WHAT IS REQUIRED: Search the entries for the word "time". Copy each line in which it is found.
[Opening TASK DATA section]
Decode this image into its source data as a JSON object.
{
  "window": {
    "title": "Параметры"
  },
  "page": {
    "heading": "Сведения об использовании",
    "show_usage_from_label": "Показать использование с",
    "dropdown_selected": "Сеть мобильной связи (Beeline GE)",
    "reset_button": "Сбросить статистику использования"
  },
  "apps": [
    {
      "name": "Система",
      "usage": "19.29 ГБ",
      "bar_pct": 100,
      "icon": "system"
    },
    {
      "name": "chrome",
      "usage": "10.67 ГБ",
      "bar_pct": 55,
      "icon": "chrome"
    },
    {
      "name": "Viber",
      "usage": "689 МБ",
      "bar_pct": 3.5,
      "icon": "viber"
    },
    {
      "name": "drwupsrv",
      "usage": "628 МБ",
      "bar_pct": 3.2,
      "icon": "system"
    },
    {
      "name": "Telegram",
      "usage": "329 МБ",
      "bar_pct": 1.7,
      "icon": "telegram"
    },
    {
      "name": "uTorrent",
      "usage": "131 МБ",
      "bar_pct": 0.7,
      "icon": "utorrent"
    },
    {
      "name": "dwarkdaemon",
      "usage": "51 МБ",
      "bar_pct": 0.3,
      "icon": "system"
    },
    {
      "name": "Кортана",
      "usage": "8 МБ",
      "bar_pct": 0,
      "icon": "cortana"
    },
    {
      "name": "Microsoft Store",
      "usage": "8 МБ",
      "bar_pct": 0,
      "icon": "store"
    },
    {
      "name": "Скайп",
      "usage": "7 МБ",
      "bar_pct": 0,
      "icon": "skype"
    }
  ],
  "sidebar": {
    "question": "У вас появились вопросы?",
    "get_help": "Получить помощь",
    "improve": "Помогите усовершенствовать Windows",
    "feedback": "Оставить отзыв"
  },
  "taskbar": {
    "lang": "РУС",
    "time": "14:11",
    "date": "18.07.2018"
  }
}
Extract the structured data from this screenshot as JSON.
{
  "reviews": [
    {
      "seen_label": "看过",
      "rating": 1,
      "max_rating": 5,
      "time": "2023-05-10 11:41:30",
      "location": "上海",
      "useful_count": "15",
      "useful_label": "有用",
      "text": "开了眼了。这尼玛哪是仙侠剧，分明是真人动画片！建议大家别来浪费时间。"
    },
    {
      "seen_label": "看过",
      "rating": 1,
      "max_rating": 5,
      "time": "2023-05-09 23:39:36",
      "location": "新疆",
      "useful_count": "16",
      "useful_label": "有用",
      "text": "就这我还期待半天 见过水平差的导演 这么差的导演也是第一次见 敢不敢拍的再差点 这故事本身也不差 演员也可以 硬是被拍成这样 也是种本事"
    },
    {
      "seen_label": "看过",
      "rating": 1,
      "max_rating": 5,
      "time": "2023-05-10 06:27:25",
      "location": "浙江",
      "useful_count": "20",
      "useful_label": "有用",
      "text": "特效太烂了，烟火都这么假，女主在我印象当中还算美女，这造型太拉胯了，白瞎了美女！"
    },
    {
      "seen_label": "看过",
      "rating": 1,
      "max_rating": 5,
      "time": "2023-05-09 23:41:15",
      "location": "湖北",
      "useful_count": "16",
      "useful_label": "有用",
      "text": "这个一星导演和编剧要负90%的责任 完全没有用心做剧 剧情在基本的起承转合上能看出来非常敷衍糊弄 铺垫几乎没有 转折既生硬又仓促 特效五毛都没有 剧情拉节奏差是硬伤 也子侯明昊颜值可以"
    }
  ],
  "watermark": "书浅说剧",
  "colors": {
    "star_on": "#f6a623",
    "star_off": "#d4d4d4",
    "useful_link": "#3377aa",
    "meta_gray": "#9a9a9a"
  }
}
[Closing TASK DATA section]
ANSWER BOX:
    "time": "14:11",
      "time": "2023-05-10 11:41:30",
      "time": "2023-05-09 23:39:36",
      "time": "2023-05-10 06:27:25",
      "time": "2023-05-09 23:41:15",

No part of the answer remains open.